(Items listed in a dataset)
Content starts

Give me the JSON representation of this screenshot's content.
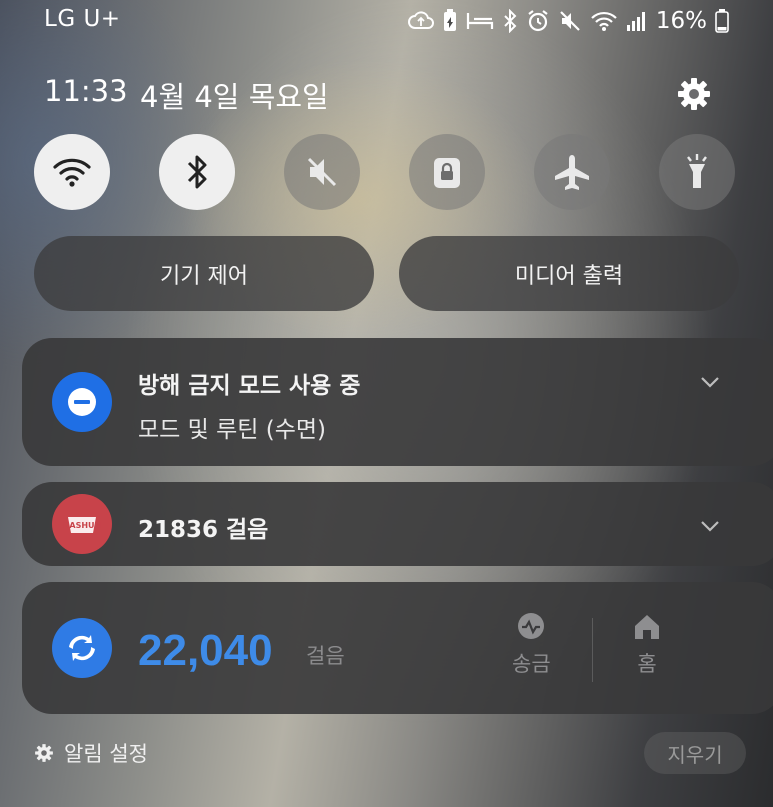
{
  "status_bar": {
    "carrier": "LG U+",
    "battery_percent": "16%",
    "icons": [
      "cloud-sync-icon",
      "battery-saver-icon",
      "sleep-mode-icon",
      "bluetooth-icon",
      "alarm-icon",
      "mute-icon",
      "wifi-icon",
      "signal-icon",
      "battery-icon"
    ]
  },
  "header": {
    "time": "11:33",
    "date": "4월 4일 목요일"
  },
  "quick_settings": [
    {
      "name": "wifi-icon",
      "state": "on"
    },
    {
      "name": "bluetooth-icon",
      "state": "on"
    },
    {
      "name": "mute-icon",
      "state": "off"
    },
    {
      "name": "lock-icon",
      "state": "off"
    },
    {
      "name": "airplane-icon",
      "state": "off"
    },
    {
      "name": "flashlight-icon",
      "state": "off"
    }
  ],
  "buttons": {
    "device_control": "기기 제어",
    "media_output": "미디어 출력"
  },
  "notifications": {
    "dnd": {
      "title": "방해 금지 모드 사용 중",
      "subtitle": "모드 및 루틴 (수면)",
      "icon_color": "#1f6fe5"
    },
    "app_steps": {
      "title": "21836 걸음",
      "icon_label": "DASHUN",
      "icon_color": "#c8434a"
    },
    "pay_steps": {
      "value": "22,040",
      "unit": "걸음",
      "accent": "#3e8be8",
      "actions": [
        "송금",
        "홈"
      ]
    }
  },
  "footer": {
    "notification_settings": "알림 설정",
    "clear": "지우기"
  }
}
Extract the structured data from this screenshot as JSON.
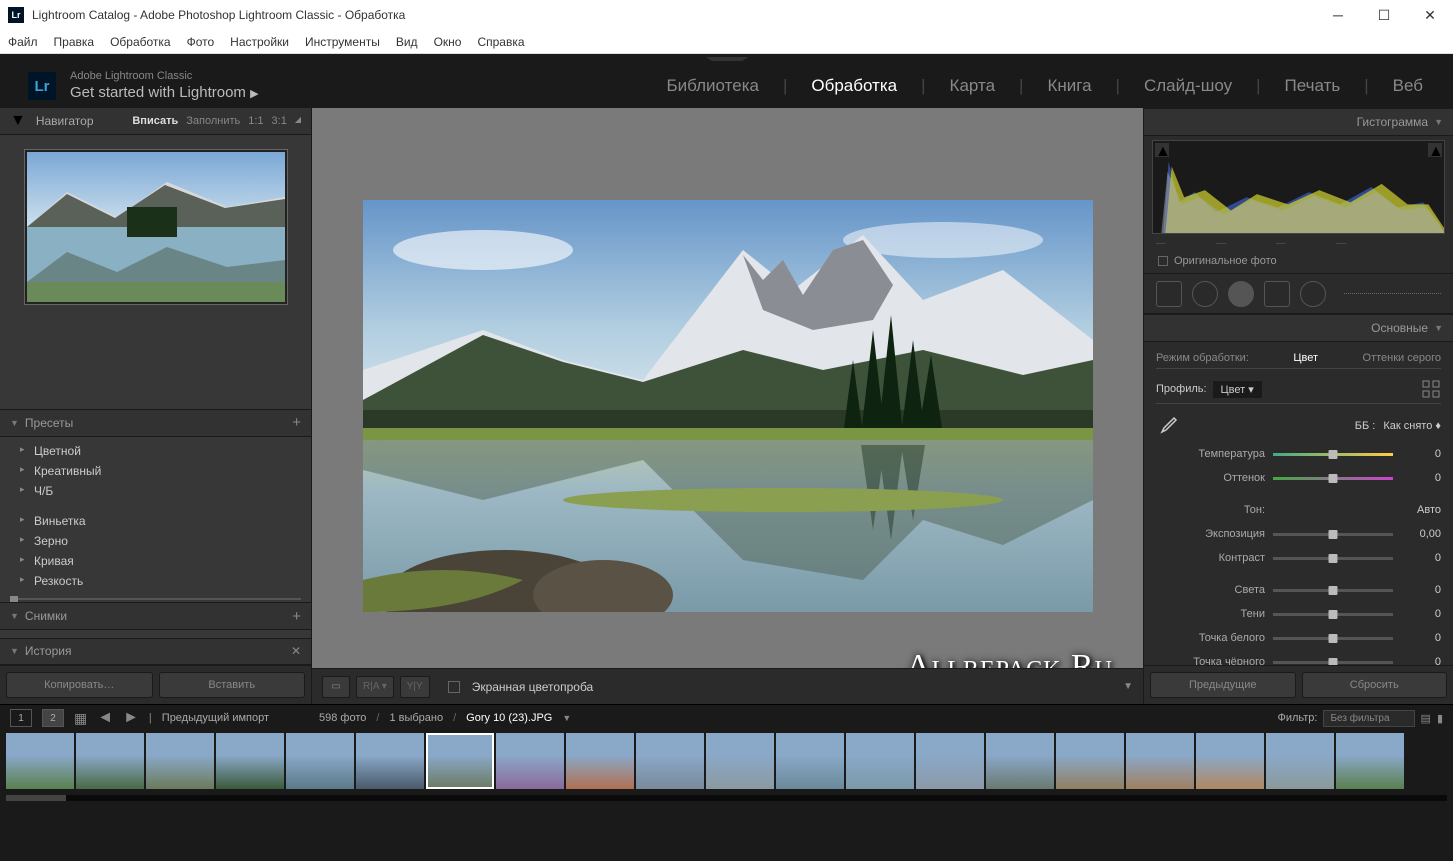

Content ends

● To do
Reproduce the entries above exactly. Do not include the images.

● Task answer
Give me the JSON representation of this screenshot's content.
{
  "status_bar": {
    "carrier": "LG U+",
    "battery_percent": "16%",
    "icons": [
      "cloud-sync-icon",
      "battery-saver-icon",
      "sleep-mode-icon",
      "bluetooth-icon",
      "alarm-icon",
      "mute-icon",
      "wifi-icon",
      "signal-icon",
      "battery-icon"
    ]
  },
  "header": {
    "time": "11:33",
    "date": "4월 4일 목요일"
  },
  "quick_settings": [
    {
      "name": "wifi-icon",
      "state": "on"
    },
    {
      "name": "bluetooth-icon",
      "state": "on"
    },
    {
      "name": "mute-icon",
      "state": "off"
    },
    {
      "name": "lock-icon",
      "state": "off"
    },
    {
      "name": "airplane-icon",
      "state": "off"
    },
    {
      "name": "flashlight-icon",
      "state": "off"
    }
  ],
  "buttons": {
    "device_control": "기기 제어",
    "media_output": "미디어 출력"
  },
  "notifications": {
    "dnd": {
      "title": "방해 금지 모드 사용 중",
      "subtitle": "모드 및 루틴 (수면)",
      "icon_color": "#1f6fe5"
    },
    "app_steps": {
      "title": "21836 걸음",
      "icon_label": "DASHUN",
      "icon_color": "#c8434a"
    },
    "pay_steps": {
      "value": "22,040",
      "unit": "걸음",
      "accent": "#3e8be8",
      "actions": [
        "송금",
        "홈"
      ]
    }
  },
  "footer": {
    "notification_settings": "알림 설정",
    "clear": "지우기"
  }
}
Extract the structured data from this screenshot as JSON.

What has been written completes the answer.